## [TASK DIRECTIONS]
What lines in the data hold the string "name"? Show them.

SOURCE DATA below:

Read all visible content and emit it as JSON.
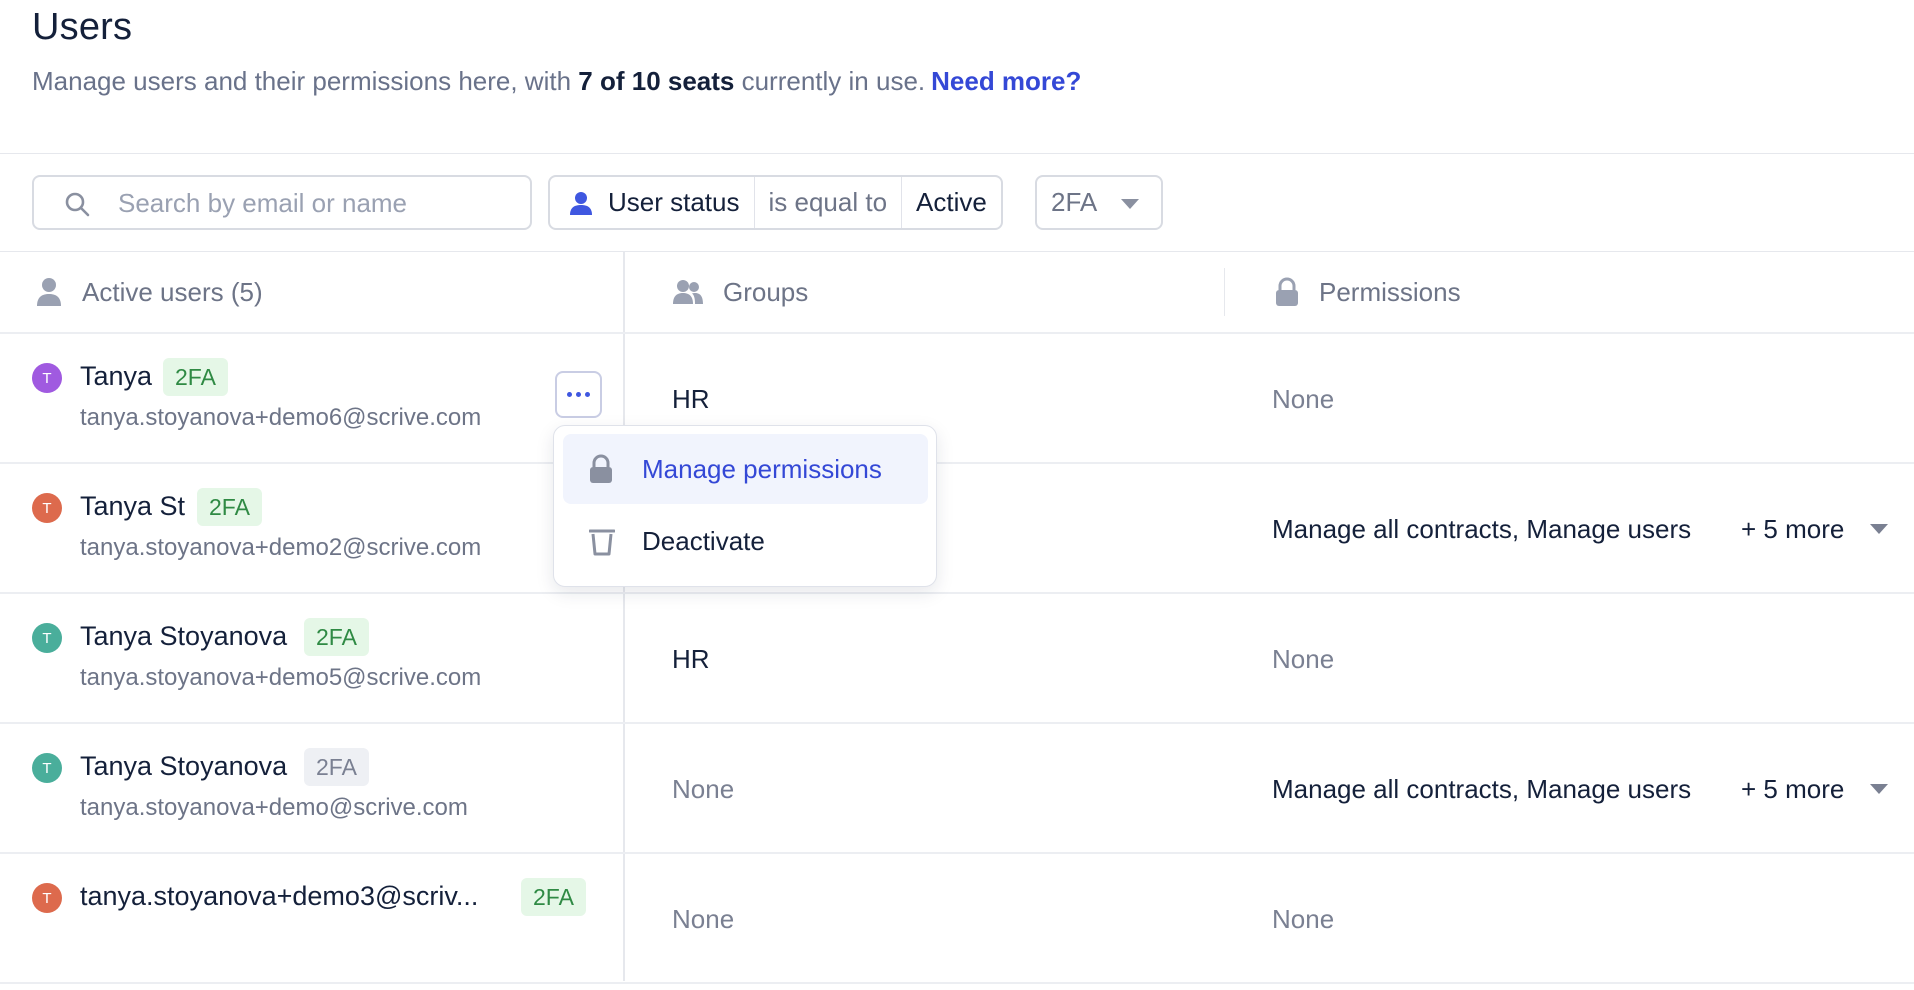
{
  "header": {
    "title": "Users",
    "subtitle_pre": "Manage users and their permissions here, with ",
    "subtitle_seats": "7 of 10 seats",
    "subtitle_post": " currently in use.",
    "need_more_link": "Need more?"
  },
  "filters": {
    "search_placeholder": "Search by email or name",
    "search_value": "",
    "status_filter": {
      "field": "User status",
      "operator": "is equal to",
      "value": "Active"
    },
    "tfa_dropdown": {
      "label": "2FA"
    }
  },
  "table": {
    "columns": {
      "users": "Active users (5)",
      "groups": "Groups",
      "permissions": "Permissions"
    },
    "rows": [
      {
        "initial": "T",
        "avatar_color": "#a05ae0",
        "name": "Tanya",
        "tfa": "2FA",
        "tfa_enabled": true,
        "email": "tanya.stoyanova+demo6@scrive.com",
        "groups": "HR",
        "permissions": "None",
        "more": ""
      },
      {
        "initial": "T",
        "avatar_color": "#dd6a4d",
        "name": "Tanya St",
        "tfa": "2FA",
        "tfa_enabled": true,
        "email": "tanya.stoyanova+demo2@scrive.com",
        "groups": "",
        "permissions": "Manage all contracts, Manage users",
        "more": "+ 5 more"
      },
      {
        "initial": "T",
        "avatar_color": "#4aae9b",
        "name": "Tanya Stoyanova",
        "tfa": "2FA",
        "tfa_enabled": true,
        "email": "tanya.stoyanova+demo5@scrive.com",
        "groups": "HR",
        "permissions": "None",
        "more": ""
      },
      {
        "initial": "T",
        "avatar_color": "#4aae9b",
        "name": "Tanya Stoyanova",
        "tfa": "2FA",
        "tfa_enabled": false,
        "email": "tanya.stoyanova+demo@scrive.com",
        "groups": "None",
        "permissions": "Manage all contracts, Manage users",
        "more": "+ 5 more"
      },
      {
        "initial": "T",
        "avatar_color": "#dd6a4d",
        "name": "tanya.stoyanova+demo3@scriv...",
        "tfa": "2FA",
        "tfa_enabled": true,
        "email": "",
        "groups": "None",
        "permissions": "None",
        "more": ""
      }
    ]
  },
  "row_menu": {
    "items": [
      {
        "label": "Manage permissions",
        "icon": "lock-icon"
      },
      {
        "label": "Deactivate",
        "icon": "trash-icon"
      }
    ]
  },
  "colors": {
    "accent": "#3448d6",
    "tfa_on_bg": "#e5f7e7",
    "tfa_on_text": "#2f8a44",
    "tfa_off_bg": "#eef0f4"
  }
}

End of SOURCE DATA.

## [WRITTEN ANSWER]
    "search_placeholder": "Search by email or name",
        "name": "Tanya",
        "name": "Tanya St",
        "name": "Tanya Stoyanova",
        "name": "Tanya Stoyanova",
        "name": "tanya.stoyanova+demo3@scriv...",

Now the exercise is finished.